But later on, Tarrasch himself championed the Black defence, sometimes called the Tarrasch Defence and others the Open Defence. Among his contributions was realizing that Black could lose that piece as per note B11 above, because the attack would be at least sufficient compensation for the piece.
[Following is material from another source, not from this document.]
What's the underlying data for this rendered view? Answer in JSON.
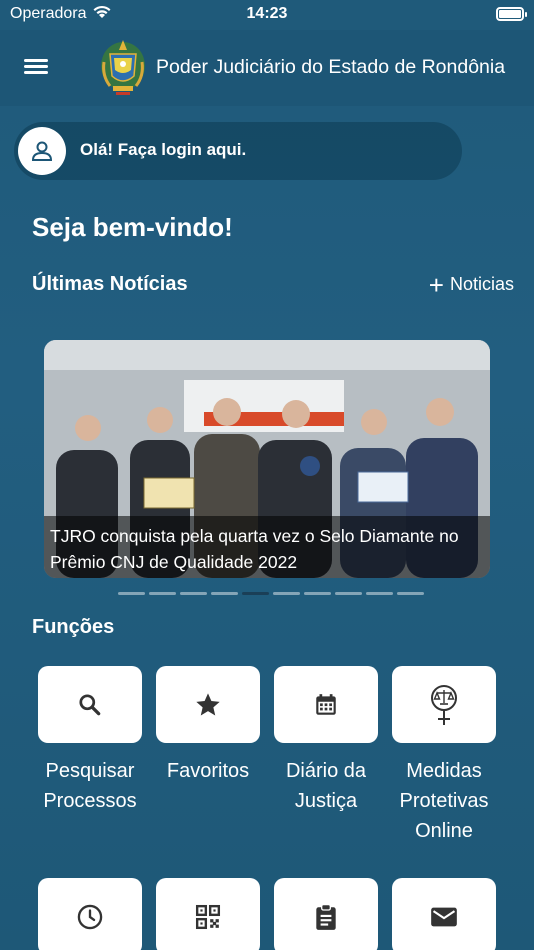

Like the suggestion in the game above, Black sacrifices a N on e4 to a P on f3, but builds a strong attack with remaining pieces against White's scantily defended K. This is called the Breslau variation after Tarrasch' birthplace (now Wrocław, Poland). Here is an example over 30 years after those two, where the 61yo Tarrasch wins a powerful attacking game (http://www.chessgames.com/perl/chessgame?gid=1007104) (notes from Reinfeld's excellent book on Tarrasch's best games unless otherwise stated; someone on Chessgames.com had already translated the descriptive but with typos):

[Event "Karlsbad"]
[Site "Karlsbad CSR"]
[Date "1923.05.15"]
[EventDate "1923.04.28"]
[Round "14"]
[Result "0-1"]
[White "Heinrich Wolf"]
[Black "Siegbert Tarrasch"]
[ECO "C83"]

1. e4 e5 2. Nf3 Nc6 3. Bb5 a6 4. Ba4 Nf6 5. O-O Nxe4 6. d4 b5
7. Bb3 d5 8. dxe5 Be6 9. c3 Be7 10. Re1 O-O 11. Nd4 Nxe5!
12. f3 Bd6 13. fxe4 Bg4 {White's material advantage is deceptive, for his development has been retarded and Black has many hidden resources.} 14. Qd2 Qh4 15. h3 c5 16. hxg4 {White is beset with intangible difficulties. Such positions are both tiring and discouraging, which explains why Wolf eventually drifts into a lost game.} 16... cxd4
17. Qf2 Qxg4 18. Bd1? [18.Qf4! {+=—Stockfish}] 18... Qg6 {=+} 19. Qxd4 Bc7 20. Be3 dxe4 21. Nd2 f5
22. Qc5 Rac8 23. Rf1 [23. Be2 {-/+ Stockfish says the game continuation is clearly lost}] 23... Nd3 24. Qd5+ Kh8 25. Rf2 Nxf2 [25... Rcd8! 26.Qb7 Rf7 27.Kf1 {Black threatened a discovered attack, and White lacks a good defence} 27... Nxf2 28.Bxf2 Rxd2 {Stockfish}] 26. Bxf2 Rfd8 27. Qb7 Qd6 28. Nf1 Ra8 29. Bb3 Rdb8 {Tarrasch's play lacks incisiveness hereabouts; it is not easy to make further headway and the clock ticks away inexorably in such situations.} 30. Qd5 Rf8 31. Bc5 {Weak. White's best chance was to exchange Queens and rely on his two Bishops in the struggle to hold back Black's powerful King's side Pawns.} [29...Rab8 30.Qa7 Bb6! {removing the dark-squared defender} 31.Bxb6 Rxb6 32.Ne3 Qc5 33.Re1 f4 {-+ Stockfish}] 31... Qh6 32. Bxf8 Rxf8 33. Rd1 Bb6+ 34. Rd4 Qf6 35. Ne3 g6 {Note how comfortably Black can proceed in the absence of White's QB. Tarrash's plan is simple and irresistible: Black's King's side Pawns will advance triumphantly, escorted if need be by the King.} 36. Nc2 Kg7 37. Kf1 Bxd4 38. Nxd4 Kh6 39. Ne6 Re8 40. Qd6 g5 41. g4 fxg4+ 42. Ke1 Re7 43. Bd5 Kg6 44. Kd1 e3 45. Nf8+ Kg7 46. Ne6+ Kg6 47. Nf8+ [44.Bxe4+ Kf7 45.Bd5 Rxe6+] 47... Kf5 48. Qd8 Qe5 49. Qc8+ Kf4 50. Qc5 Kg3 51. Kc1
Kh4 0-1